Yeah, Speaker of the House Mohammed al-Halbousi was removed from his post.  By the country's Supreme Court.  He was removed from office over an accusation that he forged the signature of MP Laith al-Dulaimi.  The court removed al-Dulaimi from office as well.

The story we didn't have time for.  I read over the Iraqi Constitution and there's nothing in there that gives the Federal Court the power to remove any MP from office.  The Council of Representatives has the power to remove one of its members.  But the Court has no say in that at all.  They can't even arrest for a felony (in Iraq, forgery is a felony) without the permission of the Council of Representatives.

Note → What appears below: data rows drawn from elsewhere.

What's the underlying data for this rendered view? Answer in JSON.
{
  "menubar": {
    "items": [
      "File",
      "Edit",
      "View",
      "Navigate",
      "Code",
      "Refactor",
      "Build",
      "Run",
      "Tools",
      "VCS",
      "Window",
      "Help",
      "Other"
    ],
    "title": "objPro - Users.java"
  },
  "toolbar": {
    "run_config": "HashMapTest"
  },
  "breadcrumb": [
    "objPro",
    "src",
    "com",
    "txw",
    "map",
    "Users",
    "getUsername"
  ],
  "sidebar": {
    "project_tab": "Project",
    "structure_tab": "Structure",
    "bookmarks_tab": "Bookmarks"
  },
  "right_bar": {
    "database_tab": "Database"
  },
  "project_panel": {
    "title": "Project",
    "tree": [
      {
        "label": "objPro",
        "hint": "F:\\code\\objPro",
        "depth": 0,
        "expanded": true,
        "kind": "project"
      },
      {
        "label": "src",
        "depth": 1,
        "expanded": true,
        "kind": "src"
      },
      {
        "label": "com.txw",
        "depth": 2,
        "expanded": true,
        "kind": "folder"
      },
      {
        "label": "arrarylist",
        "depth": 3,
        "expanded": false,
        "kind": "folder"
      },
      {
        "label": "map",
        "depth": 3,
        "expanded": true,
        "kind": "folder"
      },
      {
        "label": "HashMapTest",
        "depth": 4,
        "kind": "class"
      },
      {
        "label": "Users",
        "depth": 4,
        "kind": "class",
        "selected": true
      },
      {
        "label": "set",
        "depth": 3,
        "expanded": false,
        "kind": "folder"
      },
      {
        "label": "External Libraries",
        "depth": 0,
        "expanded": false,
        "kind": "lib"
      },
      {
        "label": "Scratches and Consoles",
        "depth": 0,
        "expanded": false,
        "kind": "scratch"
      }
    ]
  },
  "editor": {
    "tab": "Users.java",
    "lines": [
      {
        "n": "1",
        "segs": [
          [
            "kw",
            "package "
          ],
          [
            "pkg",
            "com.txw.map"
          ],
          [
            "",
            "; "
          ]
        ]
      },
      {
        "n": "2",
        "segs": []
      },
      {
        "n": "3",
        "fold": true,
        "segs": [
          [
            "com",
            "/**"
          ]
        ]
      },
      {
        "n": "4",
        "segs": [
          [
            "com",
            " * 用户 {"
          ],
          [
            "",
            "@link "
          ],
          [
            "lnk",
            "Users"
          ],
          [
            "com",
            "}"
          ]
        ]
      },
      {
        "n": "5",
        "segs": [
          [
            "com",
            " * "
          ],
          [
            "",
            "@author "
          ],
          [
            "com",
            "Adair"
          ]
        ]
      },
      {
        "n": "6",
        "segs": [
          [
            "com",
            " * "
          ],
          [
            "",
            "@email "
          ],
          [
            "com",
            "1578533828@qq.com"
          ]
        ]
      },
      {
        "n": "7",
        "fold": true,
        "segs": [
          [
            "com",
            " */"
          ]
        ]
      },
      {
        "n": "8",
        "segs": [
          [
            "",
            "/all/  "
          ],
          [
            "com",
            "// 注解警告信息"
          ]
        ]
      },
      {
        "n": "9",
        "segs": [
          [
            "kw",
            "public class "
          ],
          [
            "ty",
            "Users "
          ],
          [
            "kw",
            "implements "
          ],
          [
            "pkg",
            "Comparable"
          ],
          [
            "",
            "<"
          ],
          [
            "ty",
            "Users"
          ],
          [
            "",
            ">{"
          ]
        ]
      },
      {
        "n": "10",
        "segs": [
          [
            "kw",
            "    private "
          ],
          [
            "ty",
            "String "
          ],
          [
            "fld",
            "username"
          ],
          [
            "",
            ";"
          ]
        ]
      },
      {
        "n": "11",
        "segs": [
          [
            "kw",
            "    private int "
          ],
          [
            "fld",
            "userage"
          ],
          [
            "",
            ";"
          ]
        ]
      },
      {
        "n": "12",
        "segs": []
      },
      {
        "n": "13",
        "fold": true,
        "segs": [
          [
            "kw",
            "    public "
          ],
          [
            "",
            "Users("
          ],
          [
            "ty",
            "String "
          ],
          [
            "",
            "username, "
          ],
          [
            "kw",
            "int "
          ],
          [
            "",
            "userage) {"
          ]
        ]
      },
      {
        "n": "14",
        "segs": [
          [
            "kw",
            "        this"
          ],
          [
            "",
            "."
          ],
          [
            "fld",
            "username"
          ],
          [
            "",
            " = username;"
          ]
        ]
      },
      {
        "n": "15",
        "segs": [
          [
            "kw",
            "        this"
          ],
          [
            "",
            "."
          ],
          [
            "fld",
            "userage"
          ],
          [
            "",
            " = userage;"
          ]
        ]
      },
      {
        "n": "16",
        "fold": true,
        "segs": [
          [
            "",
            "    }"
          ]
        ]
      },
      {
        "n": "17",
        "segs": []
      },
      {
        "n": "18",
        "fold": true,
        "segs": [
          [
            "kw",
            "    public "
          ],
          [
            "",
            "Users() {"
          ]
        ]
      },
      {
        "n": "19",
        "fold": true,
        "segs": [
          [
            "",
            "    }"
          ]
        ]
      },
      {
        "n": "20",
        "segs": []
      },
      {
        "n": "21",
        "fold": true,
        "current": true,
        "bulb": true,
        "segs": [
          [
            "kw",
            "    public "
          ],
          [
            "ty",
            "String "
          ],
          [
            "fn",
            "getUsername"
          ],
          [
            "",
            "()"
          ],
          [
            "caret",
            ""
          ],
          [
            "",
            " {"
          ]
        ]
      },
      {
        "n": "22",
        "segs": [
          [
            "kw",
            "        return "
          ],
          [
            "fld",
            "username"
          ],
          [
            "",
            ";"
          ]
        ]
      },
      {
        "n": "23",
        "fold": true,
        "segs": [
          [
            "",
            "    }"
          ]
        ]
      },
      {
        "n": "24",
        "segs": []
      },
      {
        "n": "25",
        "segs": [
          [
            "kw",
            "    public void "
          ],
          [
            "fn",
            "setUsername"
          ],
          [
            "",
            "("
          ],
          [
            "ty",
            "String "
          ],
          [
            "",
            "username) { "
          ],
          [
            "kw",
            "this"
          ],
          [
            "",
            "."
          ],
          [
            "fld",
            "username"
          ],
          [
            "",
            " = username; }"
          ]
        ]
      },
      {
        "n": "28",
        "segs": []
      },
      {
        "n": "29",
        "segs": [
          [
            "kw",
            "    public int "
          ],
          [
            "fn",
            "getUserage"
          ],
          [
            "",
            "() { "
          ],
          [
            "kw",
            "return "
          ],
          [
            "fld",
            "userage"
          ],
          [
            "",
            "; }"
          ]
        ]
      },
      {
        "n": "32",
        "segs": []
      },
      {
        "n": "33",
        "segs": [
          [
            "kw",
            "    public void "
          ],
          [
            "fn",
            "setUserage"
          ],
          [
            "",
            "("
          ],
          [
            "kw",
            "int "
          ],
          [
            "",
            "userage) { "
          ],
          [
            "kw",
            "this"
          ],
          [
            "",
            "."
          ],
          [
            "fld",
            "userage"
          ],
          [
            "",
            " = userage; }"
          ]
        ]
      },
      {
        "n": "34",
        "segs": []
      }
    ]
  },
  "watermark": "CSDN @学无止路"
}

They've created a power for themselves that does not exist.

By removing both the accuser and the accused (al-Dulaimi and al-Halbousi), they've also made clear that they didn't determine guilt in the matter.  Now they would have had to have had permission to do that from the Council.  That's in the Constitution.  So removing both the accuser and the accused?  That makes no sense.  One was telling the truth, one wasn't.  I have no idea which.

But the Supreme Court has no power to remove a member from the Council -- Speaker or otherwise.  This should could cause an outcry in Iraq for that reason.  It should also alarm legal observers around the world. 

The Supreme Court in Iraq now believes it can remove any member of Parliament.  And no one got convicted, by the way.  Grasp that as well.  So anytime the Court doesn't like a member of Parliament or that members politics, it's now claiming it can remove the member.  That is not how the government and its checks and balances are structured in the country's Constitution.

The following sites updated: